ACTIVITY —
Your answer should consist of the lines in the following data that contain "Scaled".

DATASET ENTRIES —
------------------------------------
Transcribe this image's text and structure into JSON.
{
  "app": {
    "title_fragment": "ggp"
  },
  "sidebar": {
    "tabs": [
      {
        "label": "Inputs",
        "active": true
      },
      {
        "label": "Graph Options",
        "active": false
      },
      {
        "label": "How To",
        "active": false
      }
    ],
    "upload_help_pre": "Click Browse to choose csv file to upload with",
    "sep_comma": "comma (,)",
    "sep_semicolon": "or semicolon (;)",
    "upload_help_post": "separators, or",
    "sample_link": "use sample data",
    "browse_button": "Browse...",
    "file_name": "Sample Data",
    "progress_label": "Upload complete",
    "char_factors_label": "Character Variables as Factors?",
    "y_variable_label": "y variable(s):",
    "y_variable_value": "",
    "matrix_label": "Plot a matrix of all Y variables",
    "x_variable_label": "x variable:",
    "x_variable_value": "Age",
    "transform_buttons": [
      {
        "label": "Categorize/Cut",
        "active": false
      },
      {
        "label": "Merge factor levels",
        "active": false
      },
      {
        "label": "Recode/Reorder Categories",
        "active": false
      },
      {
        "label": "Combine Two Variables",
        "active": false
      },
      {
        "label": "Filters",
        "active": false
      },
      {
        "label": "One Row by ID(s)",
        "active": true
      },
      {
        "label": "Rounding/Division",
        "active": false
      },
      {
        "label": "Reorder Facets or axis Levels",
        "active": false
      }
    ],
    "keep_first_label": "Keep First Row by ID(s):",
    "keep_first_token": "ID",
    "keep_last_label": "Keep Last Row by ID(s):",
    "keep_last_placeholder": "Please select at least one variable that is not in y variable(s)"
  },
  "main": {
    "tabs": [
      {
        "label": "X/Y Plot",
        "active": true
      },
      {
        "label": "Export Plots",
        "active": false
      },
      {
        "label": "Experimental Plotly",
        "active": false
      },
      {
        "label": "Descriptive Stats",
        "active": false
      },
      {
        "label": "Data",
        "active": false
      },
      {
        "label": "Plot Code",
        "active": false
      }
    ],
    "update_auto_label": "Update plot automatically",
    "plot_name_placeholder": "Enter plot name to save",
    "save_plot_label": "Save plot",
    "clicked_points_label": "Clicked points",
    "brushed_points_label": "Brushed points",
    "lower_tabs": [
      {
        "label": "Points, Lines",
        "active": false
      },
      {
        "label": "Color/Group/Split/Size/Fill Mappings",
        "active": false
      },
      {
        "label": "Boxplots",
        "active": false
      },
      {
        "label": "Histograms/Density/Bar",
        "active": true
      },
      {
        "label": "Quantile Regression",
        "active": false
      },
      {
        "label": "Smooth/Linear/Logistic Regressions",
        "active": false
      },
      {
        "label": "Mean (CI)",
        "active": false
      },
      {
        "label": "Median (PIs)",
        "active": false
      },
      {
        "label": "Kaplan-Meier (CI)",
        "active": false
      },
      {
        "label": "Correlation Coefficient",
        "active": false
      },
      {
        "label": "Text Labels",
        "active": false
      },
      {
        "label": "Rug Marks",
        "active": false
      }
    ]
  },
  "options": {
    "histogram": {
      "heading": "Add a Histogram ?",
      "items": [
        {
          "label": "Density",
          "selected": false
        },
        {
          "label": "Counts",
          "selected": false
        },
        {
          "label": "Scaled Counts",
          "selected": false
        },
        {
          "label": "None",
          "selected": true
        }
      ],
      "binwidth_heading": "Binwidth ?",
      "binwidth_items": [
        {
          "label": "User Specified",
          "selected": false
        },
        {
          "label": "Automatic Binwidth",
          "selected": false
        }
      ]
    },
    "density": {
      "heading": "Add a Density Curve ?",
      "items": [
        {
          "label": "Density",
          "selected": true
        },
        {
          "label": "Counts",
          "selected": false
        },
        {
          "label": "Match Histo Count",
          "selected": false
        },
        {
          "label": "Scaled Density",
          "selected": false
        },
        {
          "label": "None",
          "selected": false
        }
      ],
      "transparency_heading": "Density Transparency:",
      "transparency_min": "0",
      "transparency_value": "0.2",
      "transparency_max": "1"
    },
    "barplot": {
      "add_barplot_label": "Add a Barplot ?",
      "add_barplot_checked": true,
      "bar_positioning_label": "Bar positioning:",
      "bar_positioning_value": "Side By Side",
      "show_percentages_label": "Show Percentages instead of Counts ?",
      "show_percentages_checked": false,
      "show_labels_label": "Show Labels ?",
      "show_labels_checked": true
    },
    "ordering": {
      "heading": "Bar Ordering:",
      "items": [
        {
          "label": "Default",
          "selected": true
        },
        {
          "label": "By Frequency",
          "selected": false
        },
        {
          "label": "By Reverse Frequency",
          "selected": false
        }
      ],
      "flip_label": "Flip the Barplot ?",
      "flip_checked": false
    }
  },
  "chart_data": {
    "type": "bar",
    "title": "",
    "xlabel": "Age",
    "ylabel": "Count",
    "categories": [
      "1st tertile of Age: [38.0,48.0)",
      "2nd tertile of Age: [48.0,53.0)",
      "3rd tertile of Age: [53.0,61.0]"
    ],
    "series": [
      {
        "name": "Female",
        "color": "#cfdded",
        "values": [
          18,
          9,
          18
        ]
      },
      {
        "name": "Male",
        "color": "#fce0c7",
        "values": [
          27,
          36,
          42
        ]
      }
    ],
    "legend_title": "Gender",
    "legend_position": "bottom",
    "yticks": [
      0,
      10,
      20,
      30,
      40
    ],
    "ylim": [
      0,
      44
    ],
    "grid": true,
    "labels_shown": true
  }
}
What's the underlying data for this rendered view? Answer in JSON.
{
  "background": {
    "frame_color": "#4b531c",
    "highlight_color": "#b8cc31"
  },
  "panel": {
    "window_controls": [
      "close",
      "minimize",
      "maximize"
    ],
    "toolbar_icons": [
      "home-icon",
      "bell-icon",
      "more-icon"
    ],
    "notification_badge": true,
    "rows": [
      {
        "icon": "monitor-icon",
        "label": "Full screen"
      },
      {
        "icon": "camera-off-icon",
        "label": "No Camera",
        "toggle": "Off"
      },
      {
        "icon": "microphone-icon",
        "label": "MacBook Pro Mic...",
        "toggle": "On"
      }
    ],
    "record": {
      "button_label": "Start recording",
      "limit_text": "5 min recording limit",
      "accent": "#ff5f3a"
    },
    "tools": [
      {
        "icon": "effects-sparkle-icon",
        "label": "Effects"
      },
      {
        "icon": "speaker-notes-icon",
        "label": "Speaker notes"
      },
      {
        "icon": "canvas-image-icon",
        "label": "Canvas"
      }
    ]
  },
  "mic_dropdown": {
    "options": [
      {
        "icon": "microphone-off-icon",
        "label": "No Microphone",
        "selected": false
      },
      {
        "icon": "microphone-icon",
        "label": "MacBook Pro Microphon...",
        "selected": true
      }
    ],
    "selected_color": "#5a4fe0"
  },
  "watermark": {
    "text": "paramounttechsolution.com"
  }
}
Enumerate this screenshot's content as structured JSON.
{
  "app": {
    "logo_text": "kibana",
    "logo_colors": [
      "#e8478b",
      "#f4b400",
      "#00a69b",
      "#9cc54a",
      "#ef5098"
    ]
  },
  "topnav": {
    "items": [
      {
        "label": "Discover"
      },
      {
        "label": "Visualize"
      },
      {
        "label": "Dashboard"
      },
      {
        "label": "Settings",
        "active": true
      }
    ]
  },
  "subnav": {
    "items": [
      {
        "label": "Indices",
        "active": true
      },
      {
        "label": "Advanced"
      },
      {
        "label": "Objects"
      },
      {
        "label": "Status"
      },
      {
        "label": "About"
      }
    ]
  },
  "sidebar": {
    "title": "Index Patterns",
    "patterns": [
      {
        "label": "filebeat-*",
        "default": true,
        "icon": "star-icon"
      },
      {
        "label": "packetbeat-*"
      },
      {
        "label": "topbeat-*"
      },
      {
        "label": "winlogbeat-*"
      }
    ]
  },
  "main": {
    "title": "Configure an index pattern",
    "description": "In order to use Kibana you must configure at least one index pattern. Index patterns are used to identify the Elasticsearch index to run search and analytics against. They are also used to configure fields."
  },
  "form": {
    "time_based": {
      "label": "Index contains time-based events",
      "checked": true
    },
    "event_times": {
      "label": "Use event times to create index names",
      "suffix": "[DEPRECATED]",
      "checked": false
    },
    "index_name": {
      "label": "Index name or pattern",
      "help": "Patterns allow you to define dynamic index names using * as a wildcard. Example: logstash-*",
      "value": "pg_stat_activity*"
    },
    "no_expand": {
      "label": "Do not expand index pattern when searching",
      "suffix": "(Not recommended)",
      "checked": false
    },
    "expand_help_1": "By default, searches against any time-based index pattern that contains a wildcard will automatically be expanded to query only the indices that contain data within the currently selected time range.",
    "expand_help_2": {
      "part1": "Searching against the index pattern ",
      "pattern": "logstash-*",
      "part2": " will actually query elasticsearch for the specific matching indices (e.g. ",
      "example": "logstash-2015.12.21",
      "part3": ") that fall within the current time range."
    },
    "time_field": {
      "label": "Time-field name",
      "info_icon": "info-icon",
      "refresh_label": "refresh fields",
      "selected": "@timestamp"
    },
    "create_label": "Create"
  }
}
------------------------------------
OUTPUT FOR THIS TASK —
          "label": "Scaled Counts",
          "label": "Scaled Density",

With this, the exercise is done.